Assigned task —
Every line of the data below is to be given again as it appears, with the images removed.

==== Data extracts ====

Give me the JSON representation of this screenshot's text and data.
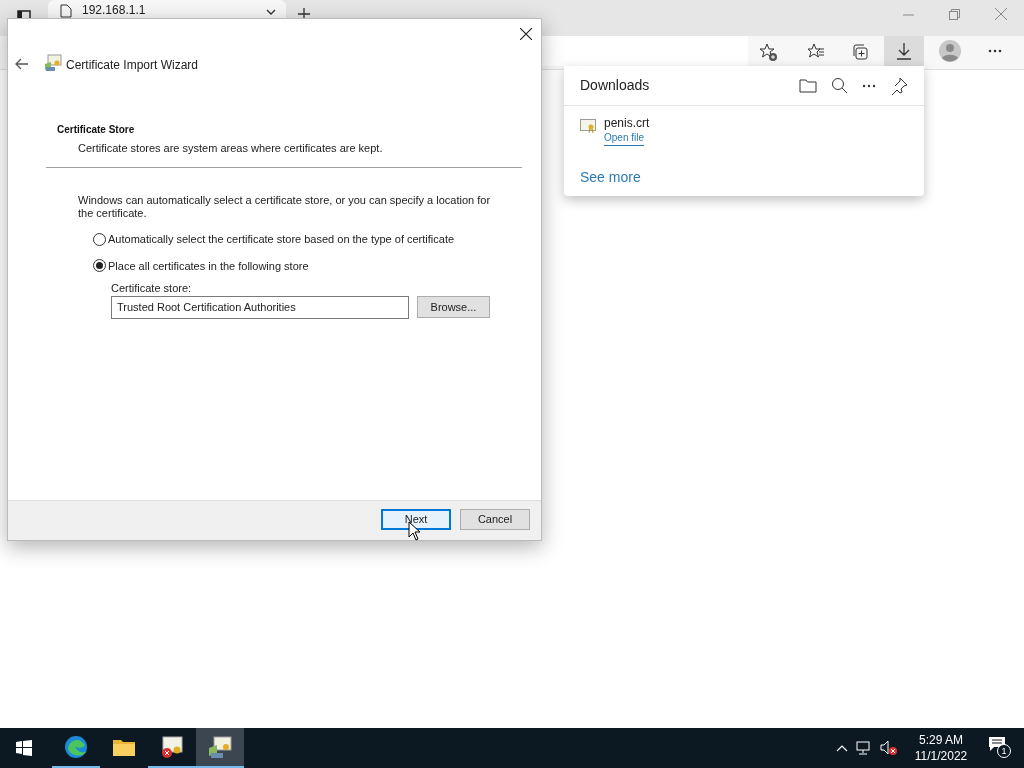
{
  "browser": {
    "tab": {
      "title": "192.168.1.1"
    }
  },
  "downloads": {
    "title": "Downloads",
    "items": [
      {
        "name": "penis.crt",
        "action": "Open file"
      }
    ],
    "see_more": "See more"
  },
  "dialog": {
    "title": "Certificate Import Wizard",
    "section_title": "Certificate Store",
    "section_description": "Certificate stores are system areas where certificates are kept.",
    "intro": "Windows can automatically select a certificate store, or you can specify a location for the certificate.",
    "options": [
      {
        "label": "Automatically select the certificate store based on the type of certificate",
        "selected": false
      },
      {
        "label": "Place all certificates in the following store",
        "selected": true
      }
    ],
    "store_label": "Certificate store:",
    "store_value": "Trusted Root Certification Authorities",
    "browse_button": "Browse...",
    "buttons": [
      {
        "label": "Next",
        "focused": true
      },
      {
        "label": "Cancel",
        "focused": false
      }
    ]
  },
  "taskbar": {
    "apps": [
      {
        "kind": "edge",
        "running": true,
        "active": false
      },
      {
        "kind": "folder",
        "running": false,
        "active": false
      },
      {
        "kind": "certificate-error",
        "running": true,
        "active": false
      },
      {
        "kind": "certificate-wizard",
        "running": true,
        "active": true
      }
    ],
    "time": "5:29 AM",
    "date": "11/1/2022",
    "notifications": "1"
  }
}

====

Answer section —
Give me the JSON representation of this screenshot's text and data.
{
  "browser": {
    "tab": {
      "title": "192.168.1.1"
    }
  },
  "downloads": {
    "title": "Downloads",
    "items": [
      {
        "name": "penis.crt",
        "action": "Open file"
      }
    ],
    "see_more": "See more"
  },
  "dialog": {
    "title": "Certificate Import Wizard",
    "section_title": "Certificate Store",
    "section_description": "Certificate stores are system areas where certificates are kept.",
    "intro": "Windows can automatically select a certificate store, or you can specify a location for the certificate.",
    "options": [
      {
        "label": "Automatically select the certificate store based on the type of certificate",
        "selected": false
      },
      {
        "label": "Place all certificates in the following store",
        "selected": true
      }
    ],
    "store_label": "Certificate store:",
    "store_value": "Trusted Root Certification Authorities",
    "browse_button": "Browse...",
    "buttons": [
      {
        "label": "Next",
        "focused": true
      },
      {
        "label": "Cancel",
        "focused": false
      }
    ]
  },
  "taskbar": {
    "apps": [
      {
        "kind": "edge",
        "running": true,
        "active": false
      },
      {
        "kind": "folder",
        "running": false,
        "active": false
      },
      {
        "kind": "certificate-error",
        "running": true,
        "active": false
      },
      {
        "kind": "certificate-wizard",
        "running": true,
        "active": true
      }
    ],
    "time": "5:29 AM",
    "date": "11/1/2022",
    "notifications": "1"
  }
}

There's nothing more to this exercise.